The Situation: Courts have disagreed over whether Universal Health Services, Inc. v. Escobar, 136 S. Ct. 1989 (2016), announced a mandatory test for implied certification liability under the False Claims Act ("FCA").
The Result: The Ninth Circuit held in Rose v. Stephens Institute that Escobar's two-part test is the only way to establish implied certification liability.
Looking Ahead: Rose holds that Escobar's test is mandatory for implied certification cases, but the panel's plea for en banc review suggests that the rule's future application may remain unsettled.
The Ninth Circuit's recent decision in U.S. ex rel. Rose v. Stephens Inst., No. 17-15111, could significantly cabin the potential scope of liability under the federal FCA by limiting when claims for government payment can be considered "false" and thus a basis for liability. Some claims are false on their face because, for example, they bill for services that were never provided. More commonly, however, FCA suits concern claims that are facially correct but instead "tainted" by an underlying breach of a legal requirement (e.g., in how the services were provided). For such claims to be actionable, there must be a misrepresentation about their compliance with the legal rule at issue. Whether this misrepresentation can be entirely implicit—through what is known as an "implied certification" of compliance—is a long-disputed theory of FCA liability that the Ninth Circuit addressed in Rose.
The Supreme Court's landmark decision in Universal Health Services, Inc. v. U.S. ex rel. Escobar, 136 S. Ct. 1989 (2016), recognized the validity of an implied certification theory in certain circumstances. But Escobar did not settle this theory's standard. The Escobar Court held that implied certification can support liability "at least " when (i) a defendant's claim for payment makes "specific representations about the goods or services" provided and (ii) the defendant's "failure to disclose noncompliance with material statutory, regulatory, or contractual requirements makes those representations misleading halftruths." But courts have split over whether an implied certification theory must satisfy this two-part test set forth in Escobar. Compare United States v. Triple Canopy, Inc., 857 F.3d 174, 178 n.3 (4th Cir. 2017) (Escobar test is not mandatory), with U.S. ex rel. Smith v. Wallace, 723 F. App'x 254, 256 (5th Cir. 2018) (suggesting Escobar test is mandatory). Courts have also struggled with how exactly to enforce the FCA's materiality standard after Escobar.
The Ninth Circuit accepted an interlocutory appeal to address both issues in Rose. The Rose court held, on August 24, 2018, that the Escobar two-part test is mandatory for an implied certification theory. The panel found that this conclusion was compelled by the Ninth Circuit's prior decisions in U.S. ex rel. Kelly v. Serco, Inc., 846 F.3d 325 (9th Cir. 2017), and U.S. ex rel. Campie v. Gilead Sciences, Inc., 862 F.3d 890 (9th Cir. 2017). Even though neither Kelly nor Campie fully addressed the question, the Rose panel could not reconcile either opinion with a rule that the two-part test was just one (as opposed to the only) basis for implied certification liability. But the Rose panel followed the Kelly and Campie precedents reluctantly, commenting that it would have ruled differently if it were "analyzing Escobar anew." Nevertheless, Rose confirmed "that Relators must satisfy Escobar's two conditions to prove falsity, unless and until our court, en banc, interprets differently."

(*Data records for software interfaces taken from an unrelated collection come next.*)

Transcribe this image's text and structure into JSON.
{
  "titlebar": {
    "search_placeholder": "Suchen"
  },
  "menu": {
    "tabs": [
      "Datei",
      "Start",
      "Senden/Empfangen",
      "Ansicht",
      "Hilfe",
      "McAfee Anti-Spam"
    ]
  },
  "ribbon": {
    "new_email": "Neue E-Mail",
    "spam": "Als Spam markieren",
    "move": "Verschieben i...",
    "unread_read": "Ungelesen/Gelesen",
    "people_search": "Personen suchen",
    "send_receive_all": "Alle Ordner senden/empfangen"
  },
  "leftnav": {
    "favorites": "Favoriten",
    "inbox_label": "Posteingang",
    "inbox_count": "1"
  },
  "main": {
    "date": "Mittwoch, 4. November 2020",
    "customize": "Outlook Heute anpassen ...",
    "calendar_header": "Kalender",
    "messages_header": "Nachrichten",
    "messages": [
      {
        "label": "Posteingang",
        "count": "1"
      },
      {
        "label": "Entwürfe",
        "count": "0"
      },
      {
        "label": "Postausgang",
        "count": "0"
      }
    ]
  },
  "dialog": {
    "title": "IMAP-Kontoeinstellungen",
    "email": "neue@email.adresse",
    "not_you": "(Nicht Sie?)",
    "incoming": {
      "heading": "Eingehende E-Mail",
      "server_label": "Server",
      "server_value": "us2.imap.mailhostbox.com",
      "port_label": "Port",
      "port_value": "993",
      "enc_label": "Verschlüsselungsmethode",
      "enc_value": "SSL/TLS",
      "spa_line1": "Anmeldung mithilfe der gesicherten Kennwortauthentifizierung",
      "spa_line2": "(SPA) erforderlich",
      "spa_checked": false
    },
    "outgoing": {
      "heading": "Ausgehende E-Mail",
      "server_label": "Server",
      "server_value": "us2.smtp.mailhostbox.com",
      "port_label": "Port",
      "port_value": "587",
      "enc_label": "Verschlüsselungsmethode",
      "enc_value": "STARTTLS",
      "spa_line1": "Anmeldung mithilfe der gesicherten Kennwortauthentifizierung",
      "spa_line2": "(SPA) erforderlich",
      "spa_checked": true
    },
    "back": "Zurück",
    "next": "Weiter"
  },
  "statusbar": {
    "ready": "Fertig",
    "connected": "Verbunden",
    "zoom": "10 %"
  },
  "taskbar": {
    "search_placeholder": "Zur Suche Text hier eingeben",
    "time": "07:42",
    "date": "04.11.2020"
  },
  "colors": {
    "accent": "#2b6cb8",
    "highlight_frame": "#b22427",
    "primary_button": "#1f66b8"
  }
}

The Rose court then held that summary judgment was not appropriate under the Escobar test. The relators in Rose contend that the Academy of Arts University ("AAU") breached federal rules that prohibit compensation incentives for enrolling more students. Although AAU did not explicitly claim compliance with this requirement, the Ninth Circuit had no trouble finding an implied certification of compliance: when students sought financial aid, AAU would represent that each student was an "eligible borrower" who was "accepted for enrollment in an eligible program." According to the Ninth Circuit, these representations would be "misleading half-truths"—and, thus, potentially actionable under the Escobar two-part test—in light of the alleged breaches.
The court further held that a reasonable trier of fact could conclude the incentive compensation ban was material under Escobar—because government payment was expressly conditioned on compliance, the government had previously targeted similar violations, and the incentive payments were large enough that the noncompliance was not "minor or insubstantial." Judge N.R. Smith dissented on materiality, arguing that the majority had not properly applied Escobar's "demanding" and "rigorous" materiality standard.
Rose both clarifies the test for implied certification in the Ninth Circuit and sets the stage for a future challenge to the standard, by all but inviting en banc review of whether the Escobar test is mandatory. Even if the Ninth Circuit does not revisit the issue, it is likely that the Supreme Court will eventually do so, given courts' differing views. And although the Rose defendant did not win summary judgment on materiality grounds, we expect that materiality will continue to be a ripe ground for FCA challenges given Escobar's emphasis on the substantial burden imposed by this element of liability.